 I had a CT in November, a broncosopy in January (which showed nothing) and a round of antibiotics for three months.  My CT showed "Mild pleural thickening. Small bilateral pleural-parenchymal scars versus subsegmental atelectasis."

Do you think my pain could be from scarring? Neither doctor has given me an answer.  Could a portion of my lung still be collapsed? I would just like to know what is causing the pain. 

If I have to live with it the rest of my life that is fine, would just like to know the cause.  I know I was seriously ill and am very thankful to be here.  These doctors saved my life.  Thank you for whatever insight you might have.


A. Dear Patty, The pain may still be due to the inflammation and scarring. There is no major area of collapse. All should improve. You are lucky. Be thankful.

Dr. Tom


Fear of COPD
Q. Dr. Tom, I am 34 years old and have smoked on and off since the age of 16.  I quit smoking during three pregnancies (three years with the last one 12 years ago) and a couple times (one year and one and a half years) in the past nine years.  I've had a smokers cough for many years (constantly clearing my throat).  I caught a bad case of the flu in February and quit smoking.  After getting over the flu, my cough is gone. 

However, I now have a major fear of having COPD, feel that I'm not breathing right, and that I'll die as my mother did (COPD at 46 years, along with drugs and alcohol abuse for 30+ yrs).  Any suggestions or recommendations?


A. Dear Tina, Get spirometry done to see what your lung function is. Consult a pulmonologist if you are abnormal and get checked for a familial form of emphysema, known as alpha one deficiency. 

Dr. Tom


Spirometry Results
Q. My FEV1 - 98% and my FEV6 is 48%.  What does this mean?


A. Dear Reegan, It is not possible to have these two numbers from the same spirometry. I do not have an explanation. I suggest a repeat.

Dr. Tom
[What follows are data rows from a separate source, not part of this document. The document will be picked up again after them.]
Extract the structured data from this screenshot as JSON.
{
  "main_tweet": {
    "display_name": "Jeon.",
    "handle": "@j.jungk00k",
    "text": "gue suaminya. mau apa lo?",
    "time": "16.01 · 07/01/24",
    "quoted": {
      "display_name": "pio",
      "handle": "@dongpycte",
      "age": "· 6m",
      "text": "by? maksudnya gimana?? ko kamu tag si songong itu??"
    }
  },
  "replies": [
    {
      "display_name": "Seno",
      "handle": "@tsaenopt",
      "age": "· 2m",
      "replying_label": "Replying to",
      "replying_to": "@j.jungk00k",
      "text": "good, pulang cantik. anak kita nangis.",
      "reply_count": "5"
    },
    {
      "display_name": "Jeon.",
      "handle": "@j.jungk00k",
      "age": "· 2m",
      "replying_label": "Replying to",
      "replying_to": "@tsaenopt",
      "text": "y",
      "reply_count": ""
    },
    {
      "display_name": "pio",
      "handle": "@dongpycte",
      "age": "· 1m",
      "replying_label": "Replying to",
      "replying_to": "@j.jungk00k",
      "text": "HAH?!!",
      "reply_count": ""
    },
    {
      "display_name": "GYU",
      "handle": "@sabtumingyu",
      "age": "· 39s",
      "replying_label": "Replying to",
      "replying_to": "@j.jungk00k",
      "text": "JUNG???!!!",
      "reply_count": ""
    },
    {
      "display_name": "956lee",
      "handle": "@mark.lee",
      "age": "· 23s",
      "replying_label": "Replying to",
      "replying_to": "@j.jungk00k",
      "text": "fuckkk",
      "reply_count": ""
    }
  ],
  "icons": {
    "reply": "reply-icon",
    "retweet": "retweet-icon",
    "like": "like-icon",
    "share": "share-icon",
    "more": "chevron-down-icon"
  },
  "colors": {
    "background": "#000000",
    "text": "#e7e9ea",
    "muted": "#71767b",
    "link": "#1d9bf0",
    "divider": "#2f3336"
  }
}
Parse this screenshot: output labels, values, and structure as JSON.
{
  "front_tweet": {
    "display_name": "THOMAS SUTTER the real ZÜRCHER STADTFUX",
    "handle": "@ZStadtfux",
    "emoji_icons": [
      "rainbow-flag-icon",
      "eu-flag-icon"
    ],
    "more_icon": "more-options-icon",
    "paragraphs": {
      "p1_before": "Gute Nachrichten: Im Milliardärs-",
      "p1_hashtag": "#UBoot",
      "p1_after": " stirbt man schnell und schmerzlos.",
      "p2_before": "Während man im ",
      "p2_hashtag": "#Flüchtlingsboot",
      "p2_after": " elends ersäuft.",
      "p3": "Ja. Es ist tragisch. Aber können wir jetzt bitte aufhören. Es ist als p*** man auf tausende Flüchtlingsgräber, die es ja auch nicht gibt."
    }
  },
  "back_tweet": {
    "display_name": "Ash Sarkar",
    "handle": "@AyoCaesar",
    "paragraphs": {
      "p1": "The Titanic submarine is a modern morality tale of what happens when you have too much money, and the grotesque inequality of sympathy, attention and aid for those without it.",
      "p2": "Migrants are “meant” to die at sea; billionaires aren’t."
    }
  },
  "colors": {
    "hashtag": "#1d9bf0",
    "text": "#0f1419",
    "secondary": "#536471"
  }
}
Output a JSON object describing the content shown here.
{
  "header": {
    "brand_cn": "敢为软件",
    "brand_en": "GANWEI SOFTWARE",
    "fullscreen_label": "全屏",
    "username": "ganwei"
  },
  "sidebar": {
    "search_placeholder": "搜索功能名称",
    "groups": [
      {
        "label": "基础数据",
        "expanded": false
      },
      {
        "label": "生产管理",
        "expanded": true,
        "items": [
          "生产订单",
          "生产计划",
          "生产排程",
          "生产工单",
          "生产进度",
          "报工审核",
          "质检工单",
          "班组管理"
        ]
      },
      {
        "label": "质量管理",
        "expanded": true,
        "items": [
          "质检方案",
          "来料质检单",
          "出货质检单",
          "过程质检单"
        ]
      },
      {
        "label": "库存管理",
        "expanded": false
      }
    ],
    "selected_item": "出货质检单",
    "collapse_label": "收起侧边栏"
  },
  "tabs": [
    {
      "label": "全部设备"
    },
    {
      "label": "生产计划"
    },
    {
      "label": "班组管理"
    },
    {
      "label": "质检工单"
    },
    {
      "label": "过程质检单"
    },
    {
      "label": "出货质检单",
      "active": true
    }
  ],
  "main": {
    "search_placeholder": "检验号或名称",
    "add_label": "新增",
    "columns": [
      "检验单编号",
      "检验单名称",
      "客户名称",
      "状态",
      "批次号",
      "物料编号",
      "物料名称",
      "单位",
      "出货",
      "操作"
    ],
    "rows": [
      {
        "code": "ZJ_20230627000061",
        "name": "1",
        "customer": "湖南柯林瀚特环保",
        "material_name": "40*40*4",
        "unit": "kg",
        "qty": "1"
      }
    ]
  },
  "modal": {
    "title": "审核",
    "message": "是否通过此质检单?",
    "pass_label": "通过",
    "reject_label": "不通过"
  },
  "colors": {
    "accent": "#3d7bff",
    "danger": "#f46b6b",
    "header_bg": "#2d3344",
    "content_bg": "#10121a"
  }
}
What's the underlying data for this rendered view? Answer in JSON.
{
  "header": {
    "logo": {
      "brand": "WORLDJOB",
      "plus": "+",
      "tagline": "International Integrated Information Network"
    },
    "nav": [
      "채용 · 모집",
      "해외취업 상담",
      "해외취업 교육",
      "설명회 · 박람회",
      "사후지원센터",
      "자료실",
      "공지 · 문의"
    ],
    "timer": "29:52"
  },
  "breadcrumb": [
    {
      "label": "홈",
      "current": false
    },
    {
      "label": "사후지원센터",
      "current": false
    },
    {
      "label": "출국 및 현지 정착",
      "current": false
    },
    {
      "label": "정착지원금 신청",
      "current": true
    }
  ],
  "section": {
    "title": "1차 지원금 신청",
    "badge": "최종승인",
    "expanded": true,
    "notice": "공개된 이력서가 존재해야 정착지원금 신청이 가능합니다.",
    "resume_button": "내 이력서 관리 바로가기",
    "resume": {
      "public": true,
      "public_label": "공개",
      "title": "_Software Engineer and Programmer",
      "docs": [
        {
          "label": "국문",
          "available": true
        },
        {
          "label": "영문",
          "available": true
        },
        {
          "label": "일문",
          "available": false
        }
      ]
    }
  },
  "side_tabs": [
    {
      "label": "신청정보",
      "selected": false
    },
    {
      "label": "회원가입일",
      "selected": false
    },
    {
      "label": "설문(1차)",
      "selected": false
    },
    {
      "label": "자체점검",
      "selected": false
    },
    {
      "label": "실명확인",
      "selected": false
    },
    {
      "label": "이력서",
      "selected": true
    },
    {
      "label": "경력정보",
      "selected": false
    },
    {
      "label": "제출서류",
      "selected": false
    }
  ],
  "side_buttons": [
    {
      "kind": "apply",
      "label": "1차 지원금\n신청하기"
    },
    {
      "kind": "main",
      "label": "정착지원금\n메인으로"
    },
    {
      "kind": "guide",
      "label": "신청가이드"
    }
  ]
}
Questions to Ask Doctor about Sleep Apnea
Q. My husband has sleep apnea and we are going to see a pulmonologist. He snores a lot and skips breath in his sleep, it’s bad What are the right questions to ask.


A. Dear Shelly, Ask him to explain sleep apnea and how it is diagnosed and treated.

Dr. Tom


Could Medication be the Cause of Bruising?
Q. I have been on Advair 250/50 for about two years, I also take Spirivia. I have leg and feet cramps and if I barely touch anything I bruise (real red bruises on top of skin) very easily.

I cannot find this to be a side effect of Advair but I feel that this is the med that is causing it. Could this cause the bruising?  Which med do you think would cause the bruising? I am 63 yrs. old.


A. Dear Gwyn, These two drugs should not have anything to do with easy bruising. Consult your doctor.

Dr. Tom


2024 American Association for Respiratory Care